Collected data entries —
======
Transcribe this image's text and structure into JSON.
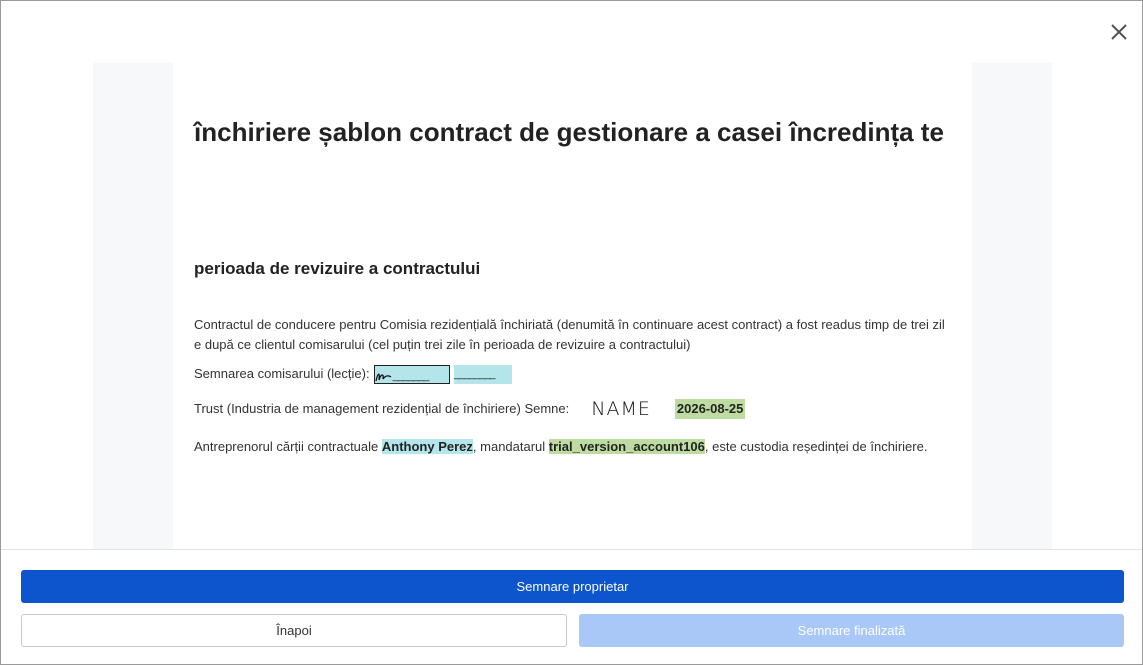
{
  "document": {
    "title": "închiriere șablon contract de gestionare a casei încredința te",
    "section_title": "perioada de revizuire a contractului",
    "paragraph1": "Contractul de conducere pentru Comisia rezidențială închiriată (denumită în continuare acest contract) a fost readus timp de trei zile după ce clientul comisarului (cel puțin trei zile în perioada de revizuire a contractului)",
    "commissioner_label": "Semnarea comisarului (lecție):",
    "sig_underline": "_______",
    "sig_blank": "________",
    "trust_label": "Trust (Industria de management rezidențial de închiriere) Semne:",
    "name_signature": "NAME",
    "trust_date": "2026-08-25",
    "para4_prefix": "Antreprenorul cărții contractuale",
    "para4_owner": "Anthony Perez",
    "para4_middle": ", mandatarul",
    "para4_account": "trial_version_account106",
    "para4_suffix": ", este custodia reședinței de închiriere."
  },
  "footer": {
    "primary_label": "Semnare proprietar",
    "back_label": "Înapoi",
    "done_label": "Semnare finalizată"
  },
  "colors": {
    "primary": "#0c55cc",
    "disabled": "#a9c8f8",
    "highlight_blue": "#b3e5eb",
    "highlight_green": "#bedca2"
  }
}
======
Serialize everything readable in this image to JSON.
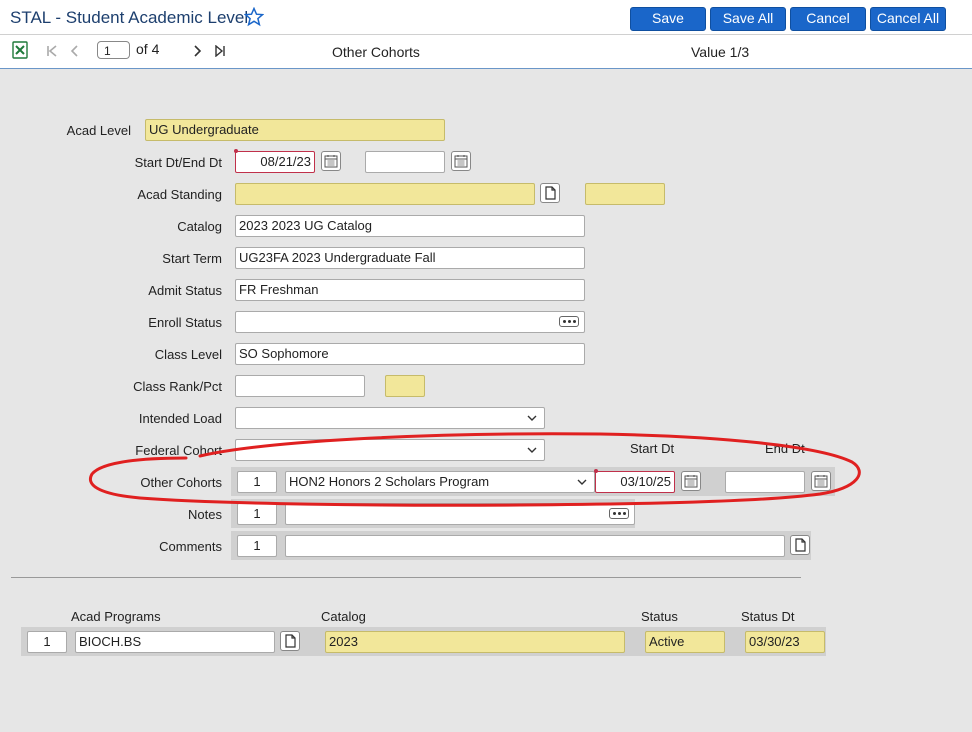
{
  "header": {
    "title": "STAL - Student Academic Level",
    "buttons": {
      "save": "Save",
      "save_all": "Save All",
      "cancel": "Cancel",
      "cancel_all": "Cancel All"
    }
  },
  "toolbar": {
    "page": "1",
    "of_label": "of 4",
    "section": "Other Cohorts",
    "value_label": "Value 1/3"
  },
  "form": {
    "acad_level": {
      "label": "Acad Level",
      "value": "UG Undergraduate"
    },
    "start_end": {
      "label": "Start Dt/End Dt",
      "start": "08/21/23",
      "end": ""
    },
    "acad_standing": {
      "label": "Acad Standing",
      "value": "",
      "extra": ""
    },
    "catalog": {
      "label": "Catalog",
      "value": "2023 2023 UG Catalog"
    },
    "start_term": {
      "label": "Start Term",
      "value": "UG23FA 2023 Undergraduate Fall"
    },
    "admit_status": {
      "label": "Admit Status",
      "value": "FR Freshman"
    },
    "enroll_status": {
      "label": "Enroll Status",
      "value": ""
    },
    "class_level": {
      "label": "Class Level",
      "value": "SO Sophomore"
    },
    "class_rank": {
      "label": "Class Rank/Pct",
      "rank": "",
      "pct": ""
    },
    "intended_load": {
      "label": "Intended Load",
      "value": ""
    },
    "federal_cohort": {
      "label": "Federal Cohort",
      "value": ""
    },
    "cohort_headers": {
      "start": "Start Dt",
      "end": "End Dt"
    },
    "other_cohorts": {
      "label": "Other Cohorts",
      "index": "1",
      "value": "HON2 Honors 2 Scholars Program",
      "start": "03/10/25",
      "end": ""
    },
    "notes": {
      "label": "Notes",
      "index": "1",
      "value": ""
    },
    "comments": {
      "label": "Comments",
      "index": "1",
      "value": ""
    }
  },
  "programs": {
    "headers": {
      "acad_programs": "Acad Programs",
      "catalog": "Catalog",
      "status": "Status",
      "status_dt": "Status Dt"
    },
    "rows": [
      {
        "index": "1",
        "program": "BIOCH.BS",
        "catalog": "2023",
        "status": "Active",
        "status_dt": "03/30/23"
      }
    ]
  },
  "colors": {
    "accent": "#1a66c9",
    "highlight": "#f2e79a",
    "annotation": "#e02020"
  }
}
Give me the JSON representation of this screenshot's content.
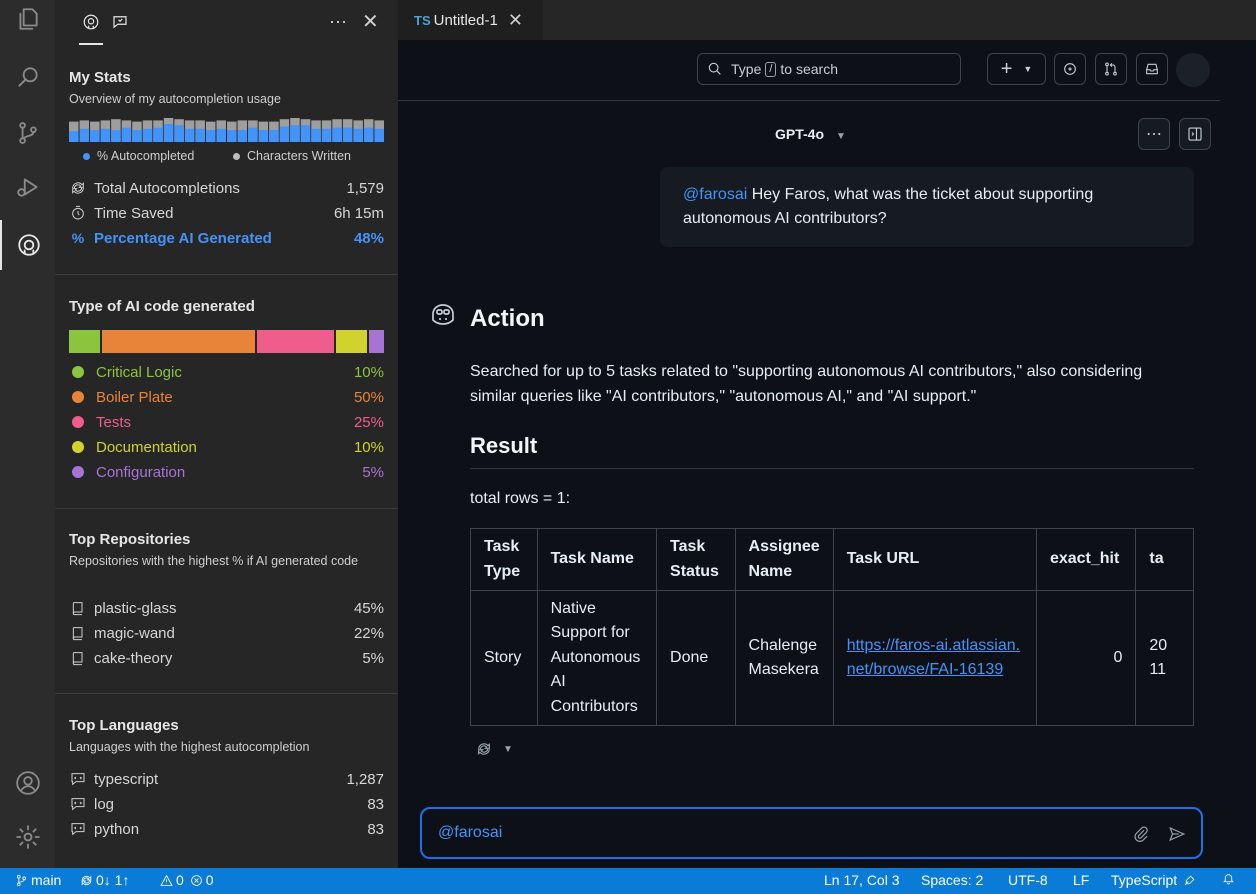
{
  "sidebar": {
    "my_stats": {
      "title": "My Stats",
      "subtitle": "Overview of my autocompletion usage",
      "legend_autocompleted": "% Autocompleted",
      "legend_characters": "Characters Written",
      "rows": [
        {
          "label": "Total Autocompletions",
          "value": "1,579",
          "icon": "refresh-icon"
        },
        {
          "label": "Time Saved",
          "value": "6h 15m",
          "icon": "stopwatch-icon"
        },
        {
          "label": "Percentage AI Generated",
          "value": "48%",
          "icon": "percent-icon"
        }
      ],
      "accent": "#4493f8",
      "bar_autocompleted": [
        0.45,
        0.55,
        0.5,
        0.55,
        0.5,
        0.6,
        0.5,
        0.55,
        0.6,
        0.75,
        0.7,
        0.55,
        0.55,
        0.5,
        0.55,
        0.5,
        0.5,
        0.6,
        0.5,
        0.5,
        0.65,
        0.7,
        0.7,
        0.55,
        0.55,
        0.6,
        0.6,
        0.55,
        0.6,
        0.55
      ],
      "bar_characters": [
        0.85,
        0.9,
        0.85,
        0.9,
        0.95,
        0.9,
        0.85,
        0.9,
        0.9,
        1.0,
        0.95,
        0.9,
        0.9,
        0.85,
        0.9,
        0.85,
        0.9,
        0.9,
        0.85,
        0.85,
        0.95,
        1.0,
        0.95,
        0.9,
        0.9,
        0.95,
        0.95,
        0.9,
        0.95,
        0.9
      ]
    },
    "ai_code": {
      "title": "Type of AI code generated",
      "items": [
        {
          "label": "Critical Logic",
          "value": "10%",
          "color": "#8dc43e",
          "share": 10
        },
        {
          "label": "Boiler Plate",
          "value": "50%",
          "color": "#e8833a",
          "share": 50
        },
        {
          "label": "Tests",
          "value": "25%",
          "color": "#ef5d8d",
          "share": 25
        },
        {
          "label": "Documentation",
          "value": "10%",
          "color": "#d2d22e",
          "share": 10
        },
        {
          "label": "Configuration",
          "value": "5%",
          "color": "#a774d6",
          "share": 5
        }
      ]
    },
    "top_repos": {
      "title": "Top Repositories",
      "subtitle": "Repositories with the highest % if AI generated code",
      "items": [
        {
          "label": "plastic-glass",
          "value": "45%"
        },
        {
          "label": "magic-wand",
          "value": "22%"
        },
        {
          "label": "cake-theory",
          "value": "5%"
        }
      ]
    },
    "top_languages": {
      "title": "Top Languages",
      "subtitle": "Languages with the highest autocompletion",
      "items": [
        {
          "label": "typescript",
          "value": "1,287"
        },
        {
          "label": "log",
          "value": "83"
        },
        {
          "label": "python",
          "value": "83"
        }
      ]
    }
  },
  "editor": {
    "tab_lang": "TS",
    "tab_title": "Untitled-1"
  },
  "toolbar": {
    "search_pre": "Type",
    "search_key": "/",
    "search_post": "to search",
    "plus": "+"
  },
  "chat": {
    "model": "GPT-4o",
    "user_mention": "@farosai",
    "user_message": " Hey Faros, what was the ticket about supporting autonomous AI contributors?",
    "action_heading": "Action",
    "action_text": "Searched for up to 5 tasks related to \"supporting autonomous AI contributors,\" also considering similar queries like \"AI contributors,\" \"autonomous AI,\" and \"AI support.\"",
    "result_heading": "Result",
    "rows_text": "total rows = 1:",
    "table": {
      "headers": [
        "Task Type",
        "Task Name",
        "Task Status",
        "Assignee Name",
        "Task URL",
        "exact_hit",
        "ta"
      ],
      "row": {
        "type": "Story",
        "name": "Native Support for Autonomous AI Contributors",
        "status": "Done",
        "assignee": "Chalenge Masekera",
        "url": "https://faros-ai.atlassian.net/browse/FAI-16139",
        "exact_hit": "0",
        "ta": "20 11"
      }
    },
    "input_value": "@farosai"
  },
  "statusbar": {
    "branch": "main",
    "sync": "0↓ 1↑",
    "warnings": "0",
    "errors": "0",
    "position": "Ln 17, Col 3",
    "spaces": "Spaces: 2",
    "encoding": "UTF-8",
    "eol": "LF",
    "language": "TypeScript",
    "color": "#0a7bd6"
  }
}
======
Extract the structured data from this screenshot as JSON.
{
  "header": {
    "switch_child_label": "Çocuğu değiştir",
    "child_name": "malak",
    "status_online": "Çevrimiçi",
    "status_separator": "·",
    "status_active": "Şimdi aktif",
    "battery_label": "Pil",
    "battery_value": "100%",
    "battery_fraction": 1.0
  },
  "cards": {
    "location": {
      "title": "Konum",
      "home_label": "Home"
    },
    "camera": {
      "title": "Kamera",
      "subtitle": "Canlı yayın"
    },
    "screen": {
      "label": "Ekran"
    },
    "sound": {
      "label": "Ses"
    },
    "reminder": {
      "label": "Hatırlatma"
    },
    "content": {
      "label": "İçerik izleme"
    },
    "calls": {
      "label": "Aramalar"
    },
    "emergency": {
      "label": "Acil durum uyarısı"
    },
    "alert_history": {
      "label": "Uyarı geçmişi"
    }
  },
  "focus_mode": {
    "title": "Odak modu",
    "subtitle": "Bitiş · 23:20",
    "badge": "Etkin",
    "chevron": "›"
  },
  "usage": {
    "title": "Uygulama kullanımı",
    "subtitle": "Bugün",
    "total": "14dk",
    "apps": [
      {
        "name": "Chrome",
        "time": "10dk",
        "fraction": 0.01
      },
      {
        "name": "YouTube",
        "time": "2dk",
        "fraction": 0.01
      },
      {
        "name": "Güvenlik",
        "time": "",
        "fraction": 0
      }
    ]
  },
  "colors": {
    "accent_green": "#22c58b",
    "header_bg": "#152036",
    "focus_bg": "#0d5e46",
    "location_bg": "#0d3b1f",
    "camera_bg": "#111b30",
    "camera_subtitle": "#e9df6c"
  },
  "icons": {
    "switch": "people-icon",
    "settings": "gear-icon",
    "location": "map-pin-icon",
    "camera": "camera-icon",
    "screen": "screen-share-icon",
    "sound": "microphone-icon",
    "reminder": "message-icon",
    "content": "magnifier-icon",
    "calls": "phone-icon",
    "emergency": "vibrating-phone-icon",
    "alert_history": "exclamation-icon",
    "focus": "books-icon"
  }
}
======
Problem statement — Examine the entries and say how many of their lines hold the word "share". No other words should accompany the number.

Problem solution — 6